It wasn’t alway so of course, as with so much of world history. Looking back, I have to admit that Pearl Harbor didn’t mean much to me while growing up. It was the past… twenty or thirty years seems like ancient history to a kid. As I grow older it seems like yesterday.
The navy changed my view of Pearl Harbor, literally, on one particular beautiful, sunny morning. I was returning from deployment to the Persian Gulf on board USS Nimitz in June of 1993. We were stopping in Hawaii for a few days enroute home. I had not been to Hawaii before, and was excited when I realized we would make our way to Pearl. One of the long traditions the navy shares is that upon arrival at a visiting port, it’s appropriate to render honors of various kinds, and to look shipshape… that was especially true while coming into Pearl Harbor (headquarters of the U.S. Pacific Fleet). After cleaning and shining things up for what seems like days on end (and throwing fresh gray paint everywhere) one of the sharpest looking things a ship can do is to have the crew “man the rails.”
We fell out that morning in our “tropical whites” or the nice looking white uniforms that sailors wear (and promptly end up getting grease all over). It doesn’t take the whole crew of more than five thousand on an aircraft carrier to man the rails (or edge of the carrier deck), so the leadership designates who will do so. Many of us volunteer for the opportunity, considering it a privilege. I’ve manned the rails many times before, usually pulling in to some exotic port far across the seas with quite a different mindset. But I never came in to Pearl Harbor standing on the deck of a ship except on that one occasion.
Hundreds of sailors in bright white uniforms filed up on deck about an hour out of port.
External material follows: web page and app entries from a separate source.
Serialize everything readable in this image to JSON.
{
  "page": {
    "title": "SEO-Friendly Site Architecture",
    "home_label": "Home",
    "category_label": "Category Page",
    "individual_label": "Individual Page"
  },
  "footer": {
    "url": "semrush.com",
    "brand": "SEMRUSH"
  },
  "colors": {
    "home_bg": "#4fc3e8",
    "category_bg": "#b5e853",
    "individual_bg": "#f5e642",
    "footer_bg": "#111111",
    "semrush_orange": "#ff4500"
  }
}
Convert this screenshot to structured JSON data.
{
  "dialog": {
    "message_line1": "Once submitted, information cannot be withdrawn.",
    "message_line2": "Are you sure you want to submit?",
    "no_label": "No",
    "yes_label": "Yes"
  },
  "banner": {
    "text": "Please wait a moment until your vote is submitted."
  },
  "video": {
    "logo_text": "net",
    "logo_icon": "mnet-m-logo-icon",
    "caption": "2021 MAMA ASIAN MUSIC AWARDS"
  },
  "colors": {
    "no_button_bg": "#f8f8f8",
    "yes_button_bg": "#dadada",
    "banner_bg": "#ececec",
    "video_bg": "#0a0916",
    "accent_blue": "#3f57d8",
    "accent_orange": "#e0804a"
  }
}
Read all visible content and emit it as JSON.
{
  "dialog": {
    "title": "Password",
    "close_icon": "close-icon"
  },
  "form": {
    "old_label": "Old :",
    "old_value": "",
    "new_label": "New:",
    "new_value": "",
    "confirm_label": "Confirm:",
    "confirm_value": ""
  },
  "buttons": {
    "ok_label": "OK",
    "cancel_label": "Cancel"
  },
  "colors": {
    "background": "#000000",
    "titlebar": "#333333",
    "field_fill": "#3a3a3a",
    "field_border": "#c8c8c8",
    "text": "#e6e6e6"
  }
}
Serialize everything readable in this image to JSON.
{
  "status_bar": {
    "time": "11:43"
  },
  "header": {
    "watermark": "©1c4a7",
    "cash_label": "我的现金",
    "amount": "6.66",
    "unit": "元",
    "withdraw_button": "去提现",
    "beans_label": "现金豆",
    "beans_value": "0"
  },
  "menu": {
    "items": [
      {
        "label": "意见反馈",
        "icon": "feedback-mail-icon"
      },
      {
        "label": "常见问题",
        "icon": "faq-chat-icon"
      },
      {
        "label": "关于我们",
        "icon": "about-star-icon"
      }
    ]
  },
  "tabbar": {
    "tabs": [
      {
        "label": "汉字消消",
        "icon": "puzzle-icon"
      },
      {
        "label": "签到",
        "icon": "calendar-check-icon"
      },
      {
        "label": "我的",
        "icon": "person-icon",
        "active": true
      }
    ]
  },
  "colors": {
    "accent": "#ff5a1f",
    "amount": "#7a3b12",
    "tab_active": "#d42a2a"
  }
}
There we were standing shoulder-to-shoulder, as the deep blue sea changed to beautiful aquamarine with white sands and island green looming ahead. I was standing on the port bow, and as we came in the entrance to the harbor everything was silent. The massive aircraft carrier, laden with aircraft, men and women, moved quietly through the water at a very slow speed. There was no conversation among the troops on deck, and I was struck by how narrow the passage was.
I felt like I could throw a baseball to either shoreline from the deck of the carrier- it was that narrow. And as I looked ahead to how small the harbor and navy shipyard really was, I began to understand how the attack on Pearl Harbor must have been so horrific, and how trying to get some… any… of those ships out through the narrow entrance was a major priority.
As the harbor began to broaden, ahead and to the left I watched as the white memorial to the USS Arizona came into view, just a few hundred yards away, with its flag held high. I remember the warm breeze, blowing gently across the deck, and the only sound that of small waves splashing against the bow. It was peaceful and calm. I wondered about the contrast to so many years before.
As we approached closer the command “Attention!” came over the 5MC on deck, and then “Hand salute!”
We stood at attention for a good minute or two, maybe longer. It was hard to imagine what took place there, or that 1,102 men of the 1,177 killed just on the USS Arizona that long ago morning still lay inside the ship, beneath the calm blue waters. It was a solemn, respectful occasion, and an opportunity to better understand what Pearl Harbor meant in our nation’s history.
I didn’t have a picture of that morning, but the one above from the USS Ronald Reagan was taken just over a year ago. I’m glad to see we still man the rails and render honors to the fallen as ships pass by the USS Arizona. I’m glad we still remember the events long ago at Pearl Harbor.